As for our awesome vacation, I'll post some pictures later.

Wednesday, June 2, 2010

Cabbage Patch Family

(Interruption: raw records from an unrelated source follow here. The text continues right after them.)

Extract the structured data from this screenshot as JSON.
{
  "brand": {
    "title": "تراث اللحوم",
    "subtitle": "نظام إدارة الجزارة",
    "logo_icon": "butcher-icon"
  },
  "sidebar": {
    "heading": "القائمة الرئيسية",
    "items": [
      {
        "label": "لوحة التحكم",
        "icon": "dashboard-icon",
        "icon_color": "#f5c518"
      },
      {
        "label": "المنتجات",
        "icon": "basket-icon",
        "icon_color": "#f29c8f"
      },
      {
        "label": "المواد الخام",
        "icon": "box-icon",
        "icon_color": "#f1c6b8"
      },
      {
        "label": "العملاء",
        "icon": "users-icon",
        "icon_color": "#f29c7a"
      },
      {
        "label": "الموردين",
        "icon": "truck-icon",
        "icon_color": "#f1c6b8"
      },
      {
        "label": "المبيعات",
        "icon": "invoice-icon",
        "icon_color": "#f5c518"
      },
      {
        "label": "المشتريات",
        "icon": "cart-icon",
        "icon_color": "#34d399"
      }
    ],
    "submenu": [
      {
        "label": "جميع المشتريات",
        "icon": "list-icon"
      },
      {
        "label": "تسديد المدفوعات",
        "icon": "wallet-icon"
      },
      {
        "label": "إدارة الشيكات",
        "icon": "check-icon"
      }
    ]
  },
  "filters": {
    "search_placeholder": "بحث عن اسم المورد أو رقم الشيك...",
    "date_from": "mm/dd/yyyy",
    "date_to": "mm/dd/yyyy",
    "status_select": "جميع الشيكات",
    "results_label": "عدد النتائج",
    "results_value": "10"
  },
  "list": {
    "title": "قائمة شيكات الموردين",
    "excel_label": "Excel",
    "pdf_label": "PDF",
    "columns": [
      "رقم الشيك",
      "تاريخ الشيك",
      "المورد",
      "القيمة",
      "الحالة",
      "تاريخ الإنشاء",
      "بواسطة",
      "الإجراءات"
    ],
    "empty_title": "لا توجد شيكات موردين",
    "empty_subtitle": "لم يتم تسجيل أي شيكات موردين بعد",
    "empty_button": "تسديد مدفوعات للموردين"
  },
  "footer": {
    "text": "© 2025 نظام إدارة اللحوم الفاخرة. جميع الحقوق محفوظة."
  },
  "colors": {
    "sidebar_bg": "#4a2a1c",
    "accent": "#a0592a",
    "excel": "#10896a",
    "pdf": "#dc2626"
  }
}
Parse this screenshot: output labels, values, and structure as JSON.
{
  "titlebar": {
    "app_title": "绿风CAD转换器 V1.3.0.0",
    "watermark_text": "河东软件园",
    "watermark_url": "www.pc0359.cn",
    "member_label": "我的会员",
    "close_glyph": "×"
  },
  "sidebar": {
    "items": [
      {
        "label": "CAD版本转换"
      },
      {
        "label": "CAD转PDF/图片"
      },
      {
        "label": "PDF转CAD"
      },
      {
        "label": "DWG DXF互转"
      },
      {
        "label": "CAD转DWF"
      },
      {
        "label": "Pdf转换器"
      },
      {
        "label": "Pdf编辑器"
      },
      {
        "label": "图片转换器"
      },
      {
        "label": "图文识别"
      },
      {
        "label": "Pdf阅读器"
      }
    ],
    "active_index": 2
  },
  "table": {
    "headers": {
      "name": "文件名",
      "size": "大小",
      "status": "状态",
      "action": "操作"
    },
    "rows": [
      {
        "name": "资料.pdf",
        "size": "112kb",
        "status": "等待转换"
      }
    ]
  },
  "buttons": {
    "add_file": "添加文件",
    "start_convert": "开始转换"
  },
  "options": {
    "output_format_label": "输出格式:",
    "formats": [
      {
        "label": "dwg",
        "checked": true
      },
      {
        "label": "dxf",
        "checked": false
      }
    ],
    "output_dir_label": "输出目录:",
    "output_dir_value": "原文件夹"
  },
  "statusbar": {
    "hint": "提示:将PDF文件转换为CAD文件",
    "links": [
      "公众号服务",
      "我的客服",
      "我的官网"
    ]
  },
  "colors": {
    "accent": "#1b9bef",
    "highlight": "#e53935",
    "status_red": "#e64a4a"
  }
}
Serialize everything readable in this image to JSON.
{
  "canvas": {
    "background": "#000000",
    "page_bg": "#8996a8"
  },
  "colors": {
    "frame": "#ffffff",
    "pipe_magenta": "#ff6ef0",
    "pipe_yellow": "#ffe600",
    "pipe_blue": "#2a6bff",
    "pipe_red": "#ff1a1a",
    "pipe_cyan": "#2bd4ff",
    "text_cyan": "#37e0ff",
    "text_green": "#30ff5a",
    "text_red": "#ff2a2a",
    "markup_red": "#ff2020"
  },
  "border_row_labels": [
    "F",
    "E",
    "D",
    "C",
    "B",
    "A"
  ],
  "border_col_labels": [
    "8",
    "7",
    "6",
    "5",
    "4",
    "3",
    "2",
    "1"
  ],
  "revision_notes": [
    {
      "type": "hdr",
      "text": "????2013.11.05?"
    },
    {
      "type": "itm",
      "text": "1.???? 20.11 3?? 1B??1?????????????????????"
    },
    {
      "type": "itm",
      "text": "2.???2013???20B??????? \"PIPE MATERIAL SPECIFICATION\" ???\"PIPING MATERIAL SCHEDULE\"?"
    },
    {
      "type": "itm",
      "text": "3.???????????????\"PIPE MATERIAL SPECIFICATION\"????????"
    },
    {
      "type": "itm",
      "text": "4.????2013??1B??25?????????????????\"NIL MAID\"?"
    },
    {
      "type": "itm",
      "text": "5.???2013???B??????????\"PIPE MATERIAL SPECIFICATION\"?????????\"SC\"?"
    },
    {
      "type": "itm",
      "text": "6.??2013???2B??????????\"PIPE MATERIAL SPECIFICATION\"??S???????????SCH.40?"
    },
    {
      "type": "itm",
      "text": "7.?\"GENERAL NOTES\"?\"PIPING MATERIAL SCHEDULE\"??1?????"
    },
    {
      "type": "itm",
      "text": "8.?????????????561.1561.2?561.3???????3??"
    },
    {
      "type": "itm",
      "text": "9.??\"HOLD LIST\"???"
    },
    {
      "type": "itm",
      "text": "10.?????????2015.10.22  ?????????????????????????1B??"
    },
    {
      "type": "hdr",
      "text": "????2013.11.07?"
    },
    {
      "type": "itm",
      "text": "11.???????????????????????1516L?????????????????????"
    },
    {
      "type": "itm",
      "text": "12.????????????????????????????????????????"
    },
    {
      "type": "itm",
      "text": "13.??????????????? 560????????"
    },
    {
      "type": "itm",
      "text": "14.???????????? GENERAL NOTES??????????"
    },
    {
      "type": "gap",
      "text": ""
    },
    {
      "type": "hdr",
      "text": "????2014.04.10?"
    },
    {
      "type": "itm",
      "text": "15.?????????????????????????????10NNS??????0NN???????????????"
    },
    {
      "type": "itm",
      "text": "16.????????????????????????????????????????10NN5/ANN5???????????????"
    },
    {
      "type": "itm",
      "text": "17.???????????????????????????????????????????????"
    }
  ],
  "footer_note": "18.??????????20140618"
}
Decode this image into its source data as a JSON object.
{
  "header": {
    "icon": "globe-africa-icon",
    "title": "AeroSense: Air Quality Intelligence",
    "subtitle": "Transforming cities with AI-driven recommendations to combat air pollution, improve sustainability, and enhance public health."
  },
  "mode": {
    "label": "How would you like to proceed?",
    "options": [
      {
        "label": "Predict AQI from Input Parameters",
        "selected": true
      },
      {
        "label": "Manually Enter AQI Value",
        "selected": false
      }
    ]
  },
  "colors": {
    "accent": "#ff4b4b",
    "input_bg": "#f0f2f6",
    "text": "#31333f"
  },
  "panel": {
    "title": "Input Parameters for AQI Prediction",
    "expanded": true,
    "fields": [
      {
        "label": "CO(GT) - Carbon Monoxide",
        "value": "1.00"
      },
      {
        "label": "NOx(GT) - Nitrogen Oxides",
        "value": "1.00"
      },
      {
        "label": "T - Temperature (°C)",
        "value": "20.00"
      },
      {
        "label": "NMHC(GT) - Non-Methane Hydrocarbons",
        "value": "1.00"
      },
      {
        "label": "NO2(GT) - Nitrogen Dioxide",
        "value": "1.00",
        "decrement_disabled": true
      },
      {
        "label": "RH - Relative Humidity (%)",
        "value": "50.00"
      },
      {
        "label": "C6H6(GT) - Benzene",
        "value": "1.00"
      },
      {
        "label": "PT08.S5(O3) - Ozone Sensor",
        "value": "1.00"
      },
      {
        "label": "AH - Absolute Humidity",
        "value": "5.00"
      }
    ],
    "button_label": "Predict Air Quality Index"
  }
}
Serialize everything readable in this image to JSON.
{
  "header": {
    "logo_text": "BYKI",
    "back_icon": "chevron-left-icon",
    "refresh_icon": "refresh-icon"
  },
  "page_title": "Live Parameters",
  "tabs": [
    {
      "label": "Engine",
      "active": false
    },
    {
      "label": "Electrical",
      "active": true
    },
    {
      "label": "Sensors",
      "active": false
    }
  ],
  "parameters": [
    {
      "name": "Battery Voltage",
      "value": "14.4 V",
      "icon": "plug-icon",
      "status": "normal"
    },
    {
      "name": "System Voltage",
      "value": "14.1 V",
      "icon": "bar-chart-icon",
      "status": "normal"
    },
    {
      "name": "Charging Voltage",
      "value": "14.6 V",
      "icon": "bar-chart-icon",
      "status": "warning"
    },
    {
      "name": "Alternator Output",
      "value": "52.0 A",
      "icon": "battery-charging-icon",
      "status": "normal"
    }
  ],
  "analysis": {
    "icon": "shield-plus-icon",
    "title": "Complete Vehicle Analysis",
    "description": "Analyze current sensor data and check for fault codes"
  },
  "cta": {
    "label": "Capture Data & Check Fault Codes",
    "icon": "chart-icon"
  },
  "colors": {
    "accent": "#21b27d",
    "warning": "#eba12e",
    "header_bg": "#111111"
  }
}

We're excited to get our garden going for the summer. We're expanding it a bit, but still keeping it simple because my thumb is any color but green! We had a discussion during family night about all of us pitching in for the sake of helping out, rather than earning treats or money. The girls were actually enthusiastic about doing their part to help grow the fruits and veggies by weeding and taking turns watering it. I'll never have to ask them to harvest because that's the most exciting part of gardening for them (and me!). They even suggested different things they could do around the house to help out. We still have plenty of one-time chores they can bid on to earn money once in a while. Bekah has her eye on some knitting needles and yarn that she wants to buy soon, so she's been asking what chores she could do to earn money for them.
I have been so impressed with these girls, lately!  I taught them the proper way to empty and fill the dishwasher and they all work together and do it quickly and cheerfully. I think working together like that really helps promote a good attitude, but I know the importance of developing independent work habits. Lack of motivation is a big stumbling block in that area! I've noticed a change in their overall attitudes, though, when it comes to taking initiative and helping without being asked to do things. I carry a water bottle around wherever I go and am constantly emptying and filling it. Ember (7) watches me like a hawk sometimes and waits for me to take that last sip. She'll rush over, grab it, and fill it up for me. She'll even put ice in it! She sometimes likes to try and do it secretly and surprise me with a full bottle. It's so sweet! It's often a race between Bekah (9) and Ember to see who can get to the water bottle first. I do wish they'd do more things like that for each other, though.
They're pretty good to each other, too, despite the fact that they practice their cat fighting skills every day. If I or Nathan has one child with us we occasionally get a little treat. Whichever girl we have usually either saves it to divide it with her sisters, or makes sure we get enough of whatever it is for the other two.
I think the slightly bigger garden this year will be both hard on us work wise, and really good for us in so many ways. Bring on the weeds!